A preview of my “Pastor Pipho’s Perspective” which will appear in the September 2018 Trinity News – the monthly newsletter of Trinity Lutheran Church, Worcester.

“I have become all things to all people, that I might by all means save some. I do it all for the sake of the gospel.” 1 Corinthians 9:22-23

This summer, demolition began on the Notre Dame de Canadiens Church in downtown Worcester. Once the Mother Church of Worcester’s French-Catholic community, the grand cathedral-sized former church dedicated in 1929 (just 21 years before Trinity’s dedication) will soon be replaced by condos.  Just as Worcester’s French speaking community disappeared, so has its churches.

I don’t know about the ministry that existed within Notre Dame Church before it closed.  Did the priests and congregation try to move the parish beyond its French-Canadian heritage?  Did they make intentional efforts to expand the scope of its ministry outreach to an increasingly diverse Worcester?  Did they, like Paul, try to become all things to all people by intentionally choosing to look like the community around them?

Or, did they persist in a narrow ministry to French-Canadian descendants only?  Did they insist on preserving a French-Canadian culture that was disappearing all around them?  Did they demand that their parish customs, traditions, and perspectives remain those of their ancestors, instead of reflecting those of their neighbors?

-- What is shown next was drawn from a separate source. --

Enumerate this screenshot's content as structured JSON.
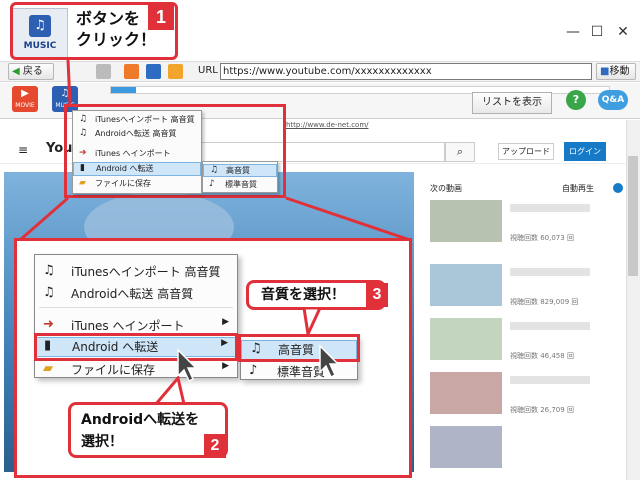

I’m not sure and I’m not going to pass judgment.  But what I do believe is this:  we can minister to the ghosts of our past, and in so doing become a ghost.  We can persist in cultures, traditions, and perspectives handed down to us, and in so doing put up barriers between our ministry and our neighbors.

Or, we can take the Apostle Paul’s lead.  In the 9th Chapter of his first letter to the Corinthians, Paul shared his missionary approach:  becoming all things to all people. Paul’s insight was that the good news of Christ was, and remains, best shared in relationships.  For the sake of the gospel, and to win hearts and minds for Christ, Paul became like the people he ministered with. To those under the law he became like one under the law, to those outside the law he became like those outside the law.

I believe this is an important insight for us to consider as we look at ministry staffing and plans for the future of Trinity Church.   I believe that by ministering to the neighbors of our present, we create a vibrant future!  I believe that for the sake of Christ, we can learn from the Apostle Paul to become like our neighbors in Worcester.  In turning intentionally towards our community, we can find ways to become more and more like our neighbors for the sake of winning hearts and minds to Christ.

Having changed my normal August vacation so I could be at Trinity for both weeks of the Elm Park Ministries Day Camp, I am convinced that those two weeks shows us what our community looks like.  Our community is black, brown, white, rich, poor, native English speakers, English as second language speakers, born in Worcester, moved to Worcester, born in the U.S., moved to the U.S. as refugees/asylees/immigrants.  This is our community and this is who Trinity Church is called to become for the sake of the Gospel!

That is why I support hiring a full-time Minister of Youth & Family Outreach to complete Trinity’s transition process and fill out the Trinity ministry staff.  I believe this would be a way for the congregation of Trinity Church to make a profound statement that we want to be a church that looks like Worcester, is committed to proclaiming the gospel in Worcester, and is confidently moving into its future ordained by the Holy Spirit.

I believe a Minister of Youth & Family Outreach, with one foot in the ministry of Trinity, and one foot in Worcester, can help us connect with our neighbors in new ways and help us look increasingly like our multi-ethnic and multi-cultural community.  One of the primary ways this person can lead us, is by helping us create relationships with the families of children who attend our Preschool, Elm Park Urban Ministries Day Camp, and Trinity Saturday & Wednesday Basketball programs.  What would it look like to be in intentional relationship with these children and families all year round?

Many years ago the Swedes poured down Belmont Hill to attend First Lutheran Church, the largest of the three predecessor congregations to form Trinity Church.  Trinity looked like those Swedes and ministered well to them.  But Worcester’s Swedish speaking community, like Worcester’s French speaking community, is long gone.  Moving forward, what might it look like for us to think of the day people are pouring over into Trinity from Elm Park?

Paul’s journey was not easy.  He had to endure seemingly relentless hardships, obstacles, and sufferings.  But he was glad to endure these things, willingly enduring them, for the sake of knowing Jesus Christ and proclaiming Jesus Christ throughout the world.  May the Holy Spirit grant us such faith!

May the Holy Spirit grant us the courage to become like our neighbors, to look like our neighbors, in order to win our neighbors to Christ!